Jonathan Kay: If Quebec separates, we keep Montreal
National Post | March 5, 2014
Having sown the political fields with an ugly campaign against ethnic garb and the English language, Quebec Premier Pauline Marois is now hoping to reap a bounty of votes in an April 7 provincial election. If she wins a majority, the province likely will hold a third sovereignty referendum. It’s been almost two decades since the last one, and separatist foot-dragging on the question of when they’ll get their “winning conditions” is beginning to take on a farcical Waiting-for-Godot aspect. If not now, when?
During the 1995 referendum campaign, the federalist forces held a downtown Montreal rally that drew an estimated 100,000 participants. But as Michael Den Tandt reported in Wednesday’s edition of the National Post, such scenes are unlikely to be repeated this time around. Quebec’s bloated welfare state and dysfunctional infrastructure programs suck in $16.3-billion more in federal money than the province gives back. Increasingly, Alberta is becoming Canada’s economic engine, as Quebec dawdles about developing its own energy resources and repels investors with its absurd language laws. To many Canadians, Quebec’s government looks less like a partner in confederation, and more like a bailout case.
Meanwhile, the Quebec government’s completely gratuitous attack on religious freedoms in the province finally has convinced many Canadians that the province’s society truly is distinct, albeit in the worst possible way. It goes without saying that not all Quebecers are xenophobes. But if they are willing to re-elect, in majority form, a government that builds its popularity at the expense of turbaned nine-year-old soccer players, hijabbed nurses, and yarmulke-wearing doctors, well that says something doesn’t it? We’re all federalists here, but the behaviour of Quebec’s government truly does strain the conceit that “Canadian values” hold interrupted sway from coast to coast.
So how should our federal government respond if a referendum is called by a re-elected Parti Québécois? Here are four suggestions:
First, don’t act as if Quebec separation would be some kind of apocalypse. Acting as if Quebec’s departure from Canada is unthinkable destroys our bargaining position on a hundred different issues once the referendum fails. Indeed, such hysteria is a major reason Quebec has built up that annual $16.3-billion bribe.
Second, notwithstanding the paragraph above, let’s not waste our breath lecturing Quebec about the economic fallout of separation. Like all sentimental nationalists, Quebec separatists see independence as a sort of magical elixir. Warning them about dollars and cents is like warning teenage poker players that all those cigars might eventually give them gum cancer.
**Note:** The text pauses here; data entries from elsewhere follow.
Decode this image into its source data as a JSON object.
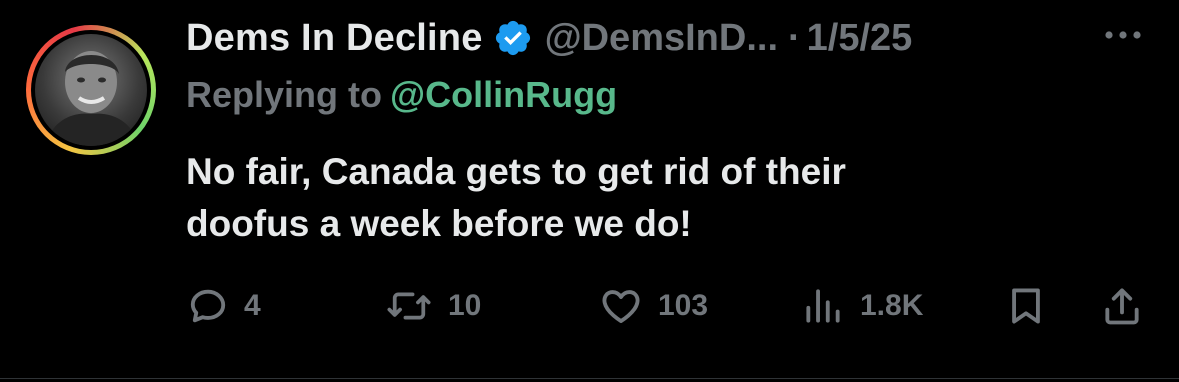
{
  "author": {
    "display_name": "Dems In Decline",
    "handle": "@DemsInD...",
    "separator": "·",
    "date": "1/5/25",
    "verified": true
  },
  "reply": {
    "prefix": "Replying to",
    "handle": "@CollinRugg"
  },
  "tweet": {
    "lines": [
      "No fair, Canada gets to get rid of their",
      "doofus a week before we do!"
    ]
  },
  "actions": {
    "replies": "4",
    "reposts": "10",
    "likes": "103",
    "views": "1.8K"
  },
  "icons": {
    "verified": "verified-badge-icon",
    "more": "more-options-icon",
    "reply": "reply-icon",
    "repost": "repost-icon",
    "like": "heart-icon",
    "views": "views-chart-icon",
    "bookmark": "bookmark-icon",
    "share": "share-icon"
  },
  "colors": {
    "background": "#000000",
    "primary_text": "#e7e9ea",
    "secondary_text": "#71767b",
    "mention": "#58b88b",
    "verified_blue": "#1d9bf0"
  }
}
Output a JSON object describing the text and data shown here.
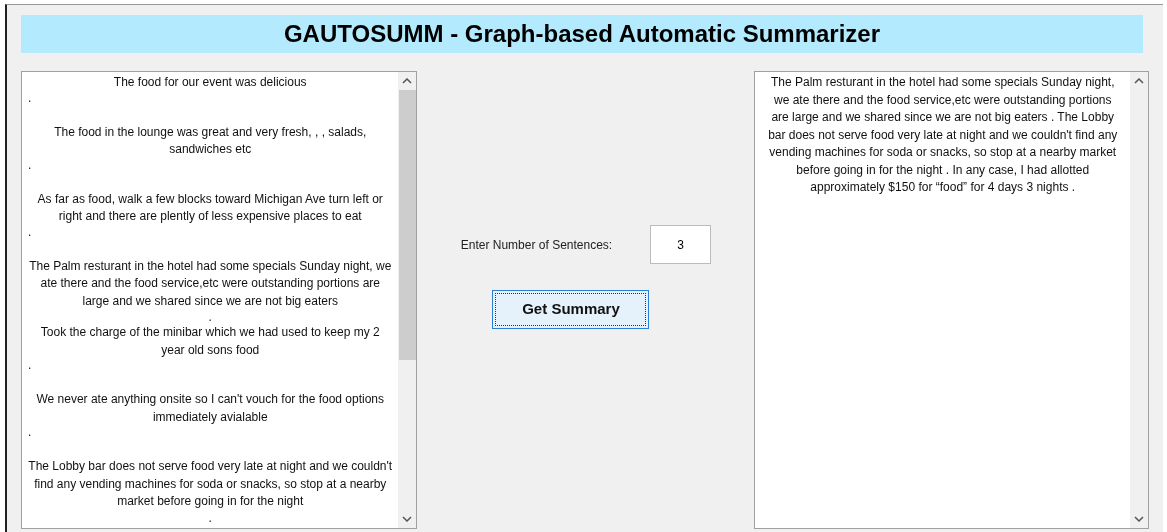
{
  "title": "GAUTOSUMM - Graph-based Automatic Summarizer",
  "input_text": [
    {
      "kind": "sentence",
      "text": "The food for our event was delicious"
    },
    {
      "kind": "dot",
      "text": "."
    },
    {
      "kind": "sentence",
      "text": "The food in the lounge was great and very fresh, , , salads, sandwiches etc"
    },
    {
      "kind": "dot",
      "text": "."
    },
    {
      "kind": "sentence",
      "text": "As far as food, walk a few blocks toward Michigan Ave turn left or right and there are plently of less expensive places to eat"
    },
    {
      "kind": "dot",
      "text": "."
    },
    {
      "kind": "sentence",
      "text": "The Palm resturant in the hotel had some specials Sunday night, we ate there and the food service,etc were outstanding portions are large and we shared since we are not big eaters"
    },
    {
      "kind": "middot",
      "text": "."
    },
    {
      "kind": "sentence",
      "text": "Took the charge of the minibar which we had used to keep my 2 year old sons food"
    },
    {
      "kind": "dot",
      "text": "."
    },
    {
      "kind": "sentence",
      "text": "We never ate anything onsite so I can't vouch for the food options immediately avialable"
    },
    {
      "kind": "dot",
      "text": "."
    },
    {
      "kind": "sentence",
      "text": "The Lobby bar does not serve food very late at night and we couldn't find any vending machines for soda or snacks, so stop at a nearby market before going in for the night"
    },
    {
      "kind": "middot",
      "text": "."
    }
  ],
  "sentences_label": "Enter Number of Sentences:",
  "sentences_value": "3",
  "summary_button": "Get Summary",
  "summary_text": "The Palm resturant in the hotel had some specials Sunday night, we ate there and the food service,etc were outstanding portions are large and we shared since we are not big eaters . The Lobby bar does not serve food very late at night and we couldn't find any vending machines for soda or snacks, so stop at a nearby market before going in for the night . In any case, I had allotted approximately $150 for “food” for 4 days 3 nights ."
}
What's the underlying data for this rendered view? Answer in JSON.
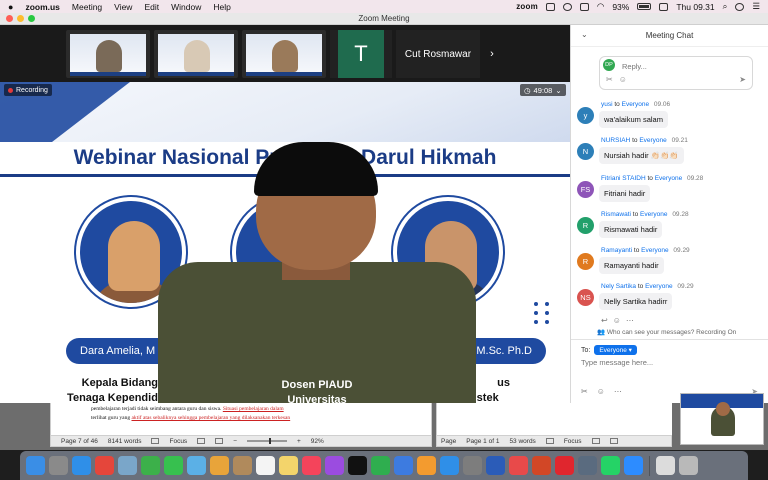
{
  "menubar": {
    "app": "zoom.us",
    "items": [
      "Meeting",
      "View",
      "Edit",
      "Window",
      "Help"
    ],
    "zoom_logo": "zoom",
    "battery": "93%",
    "clock": "Thu 09.31"
  },
  "window": {
    "title": "Zoom Meeting"
  },
  "participants": {
    "avatar_letter": "T",
    "name_tile": "Cut Rosmawar",
    "next": "›"
  },
  "recording": {
    "label": "Recording"
  },
  "timer": {
    "value": "49:08"
  },
  "slide": {
    "title": "Webinar Nasional Prog              STAI Darul Hikmah",
    "speaker1_name": "Dara Amelia, M",
    "speaker3_name": "d M.Sc. Ph.D",
    "role1_line1": "Kepala Bidang Guru &",
    "role1_line2": "Tenaga Kependidikan Dinas",
    "role2_line1": "Dosen PIAUD",
    "role2_line2": "Universitas",
    "role3_line1": "us",
    "role3_line2": "Mendikbudristek"
  },
  "chat": {
    "title": "Meeting Chat",
    "reply_avatar": "DP",
    "reply_placeholder": "Reply...",
    "messages": [
      {
        "initials": "y",
        "color": "#2d7fb8",
        "sender": "yusi",
        "to": "to",
        "recipient": "Everyone",
        "time": "09.06",
        "text": "wa'alaikum salam"
      },
      {
        "initials": "N",
        "color": "#2d7fb8",
        "sender": "NURSIAH",
        "to": "to",
        "recipient": "Everyone",
        "time": "09.21",
        "text": "Nursiah hadir 👏🏻👏🏻👏🏻"
      },
      {
        "initials": "FS",
        "color": "#8e55b8",
        "sender": "Fitriani STAIDH",
        "to": "to",
        "recipient": "Everyone",
        "time": "09.28",
        "text": "Fitriani hadir"
      },
      {
        "initials": "R",
        "color": "#22a06b",
        "sender": "Rismawati",
        "to": "to",
        "recipient": "Everyone",
        "time": "09.28",
        "text": "Rismawati hadir"
      },
      {
        "initials": "R",
        "color": "#e07a1f",
        "sender": "Ramayanti",
        "to": "to",
        "recipient": "Everyone",
        "time": "09.29",
        "text": "Ramayanti hadir"
      },
      {
        "initials": "NS",
        "color": "#d9534f",
        "sender": "Nely Sartika",
        "to": "to",
        "recipient": "Everyone",
        "time": "09.29",
        "text": "Nelly Sartika hadirr"
      }
    ],
    "who_can_see": "Who can see your messages? Recording On",
    "to_label": "To:",
    "to_recipient": "Everyone ▾",
    "input_placeholder": "Type message here..."
  },
  "doc1": {
    "line1": "pembelajaran terjadi tidak seimbang antara guru dan siswa.",
    "line1_red": "Situasi pembelajaran dalam",
    "line2_start": "terlihat guru yang",
    "line2_red": "aktif atas sebaliknya sehingga pembelajaran yang dilaksanakan terkesan",
    "page": "Page 7 of 46",
    "words": "8141 words",
    "focus": "Focus",
    "zoom": "92%"
  },
  "doc2": {
    "page": "Page 1 of 1",
    "words": "53 words",
    "focus": "Focus",
    "page_partial": "Page"
  },
  "dock": {
    "icons": [
      {
        "name": "finder-icon",
        "color": "#3a8ee6"
      },
      {
        "name": "launchpad-icon",
        "color": "#8a8a8a"
      },
      {
        "name": "safari-icon",
        "color": "#2f8fe8"
      },
      {
        "name": "chrome-icon",
        "color": "#e5463b"
      },
      {
        "name": "preview-icon",
        "color": "#7aa6c9"
      },
      {
        "name": "facetime-icon",
        "color": "#3cb04a"
      },
      {
        "name": "messages-icon",
        "color": "#37c04f"
      },
      {
        "name": "maps-icon",
        "color": "#5bb0e6"
      },
      {
        "name": "photos-icon",
        "color": "#e8a43a"
      },
      {
        "name": "contacts-icon",
        "color": "#b08a5c"
      },
      {
        "name": "calendar-icon",
        "color": "#f4f4f4"
      },
      {
        "name": "notes-icon",
        "color": "#f3d46b"
      },
      {
        "name": "music-icon",
        "color": "#f4445b"
      },
      {
        "name": "podcasts-icon",
        "color": "#9b4ce0"
      },
      {
        "name": "tv-icon",
        "color": "#111111"
      },
      {
        "name": "numbers-icon",
        "color": "#2fae4f"
      },
      {
        "name": "keynote-icon",
        "color": "#3d7be0"
      },
      {
        "name": "pages-icon",
        "color": "#f39b2f"
      },
      {
        "name": "appstore-icon",
        "color": "#2f8fe8"
      },
      {
        "name": "settings-icon",
        "color": "#7d7d7d"
      },
      {
        "name": "word-icon",
        "color": "#2b5cb8"
      },
      {
        "name": "mail-icon",
        "color": "#e84a4a"
      },
      {
        "name": "powerpoint-icon",
        "color": "#d24726"
      },
      {
        "name": "wps-icon",
        "color": "#e0262e"
      },
      {
        "name": "screen-icon",
        "color": "#5a6b7f"
      },
      {
        "name": "whatsapp-icon",
        "color": "#25d366"
      },
      {
        "name": "zoom-icon",
        "color": "#2d8cff"
      },
      {
        "name": "file-icon",
        "color": "#dcdcdc"
      },
      {
        "name": "trash-icon",
        "color": "#b9b9b9"
      }
    ]
  }
}
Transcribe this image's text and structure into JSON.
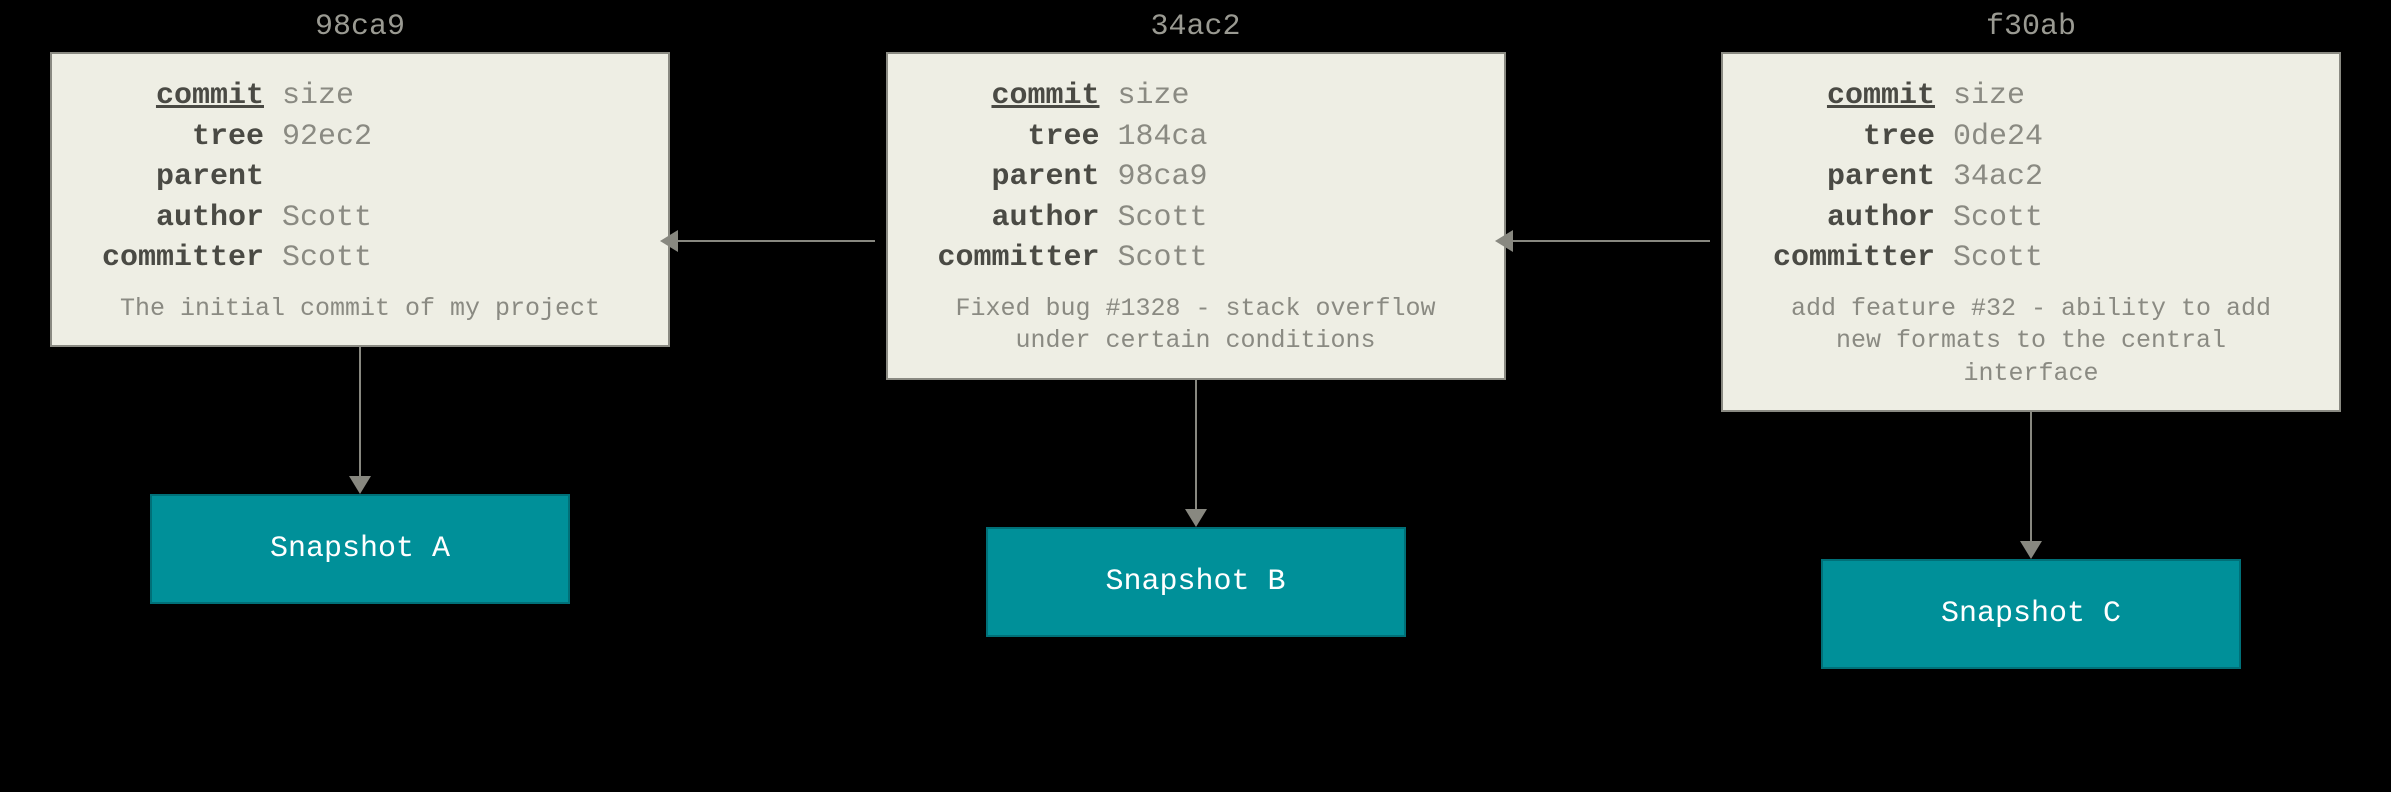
{
  "commits": [
    {
      "hash": "98ca9",
      "fields": {
        "commit": "size",
        "tree": "92ec2",
        "parent": "",
        "author": "Scott",
        "committer": "Scott"
      },
      "message": "The initial commit of my project",
      "snapshot": "Snapshot A"
    },
    {
      "hash": "34ac2",
      "fields": {
        "commit": "size",
        "tree": "184ca",
        "parent": "98ca9",
        "author": "Scott",
        "committer": "Scott"
      },
      "message": "Fixed bug #1328 - stack overflow under certain conditions",
      "snapshot": "Snapshot B"
    },
    {
      "hash": "f30ab",
      "fields": {
        "commit": "size",
        "tree": "0de24",
        "parent": "34ac2",
        "author": "Scott",
        "committer": "Scott"
      },
      "message": "add feature #32 - ability to add new formats to the central interface",
      "snapshot": "Snapshot C"
    }
  ],
  "labels": {
    "commit": "commit",
    "tree": "tree",
    "parent": "parent",
    "author": "author",
    "committer": "committer"
  }
}
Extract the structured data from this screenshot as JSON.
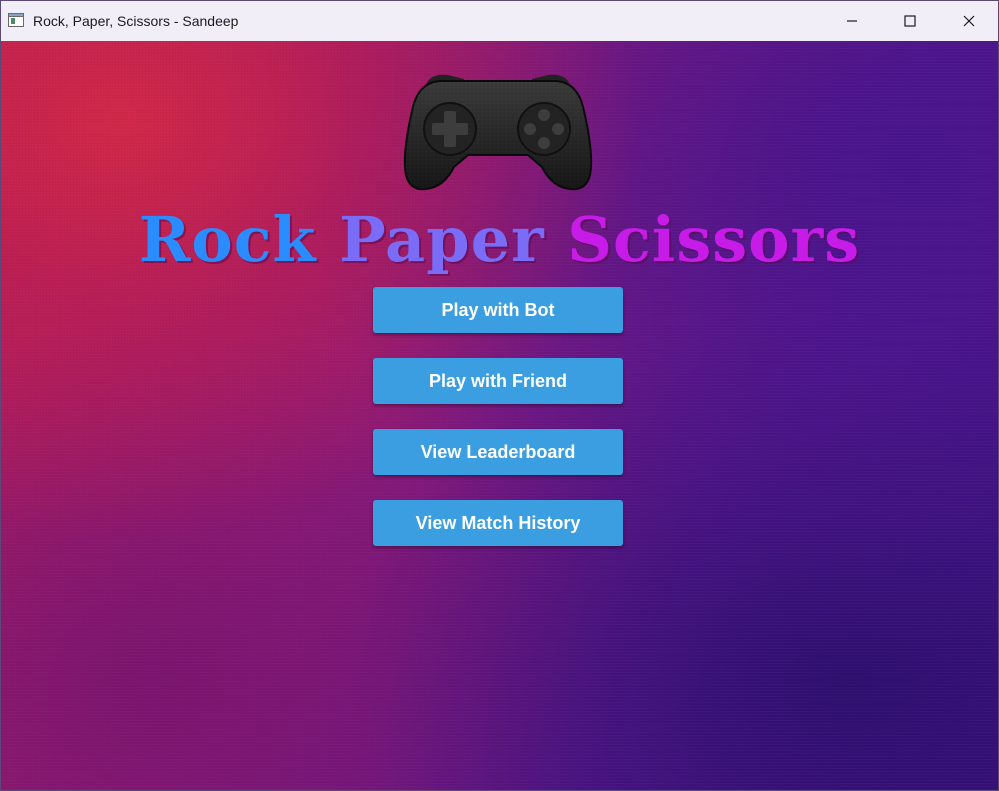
{
  "window": {
    "title": "Rock, Paper, Scissors - Sandeep",
    "app_icon": "window-app-icon",
    "controls": {
      "minimize_icon": "minimize-icon",
      "maximize_icon": "maximize-icon",
      "close_icon": "close-icon"
    }
  },
  "hero": {
    "icon": "gamepad-icon",
    "title_words": [
      "Rock",
      "Paper",
      "Scissors"
    ],
    "title_colors": [
      "#2a8cff",
      "#7a6cf6",
      "#c71ce8"
    ]
  },
  "menu": {
    "buttons": [
      {
        "label": "Play with Bot"
      },
      {
        "label": "Play with Friend"
      },
      {
        "label": "View Leaderboard"
      },
      {
        "label": "View Match History"
      }
    ],
    "button_color": "#3a9ee0"
  },
  "colors": {
    "titlebar": "#f2eef8",
    "background_top_left": "#c01e50",
    "background_bottom_right": "#3a1282"
  }
}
Third, make NDP leader Thomas Mulcair — and every other soft federalist — tell us clearly whether he or she respects Canadian law. Specifically, the Clarity Act, which defines a valid referendum result as one based on “a clear expression of the will of the population,” expressed through “a clear majority” of voters — as opposed to the bare-bones majority standard of 50%-plus-one, which the NDP has supported since the Jack Layton era.
Fourth, and this is the big one: Have the courage to tell Quebec, flat out, that if Canada is divisible, so is Quebec. And whatever clear voting standard is used to adjudicate the overall result of the province’s referendum will be the same result used to adjudicate the status of the province’s northern Cree regions, the Eastern Townships, and, most importantly, Montreal.
There are several million people living in Quebec who oppose their provincial government’s separatist agenda
Which is to say: If 60% of Quebcers somehow can be convinced to vote for separation, while 60% of Montrealers vote to retain the status quo, then Ottawa should partition Montreal as part of sovereign Canada, free of Quebec’s parochial language laws, ethnic demagoguery and dead-end economic policies.
Partition wouldn’t be about Canada making any sort of land grab, even if that is how separatists would describe it. Partition would be about fulfilling our historical and constitutional obligations to Canadians — especially Anglophones and immigrants — who have grown up in this country expecting their government to respect basic rights (especially those pertaining to language and religion). Since Quebec’s separatists have shown that they have no intention of respecting these rights — indeed, that are willing to ostentatiously flout these rights as a means to appeal to the worst instincts of Québécois voters — the federal government must signal that it will act decisively when the votes are counted.
It is fine for jaded Canadians in Toronto and Calgary to say they’re tired of Quebec’s complaints, and that the province can just “go its own way” if it likes. But there are several million people living in Quebec who oppose their provincial government’s separatist agenda, and they may soon be looking to Ottawa for vindication of their rights. In the unlikely event that the separatists win a referendum, the voices of these Canadians must not be ignored.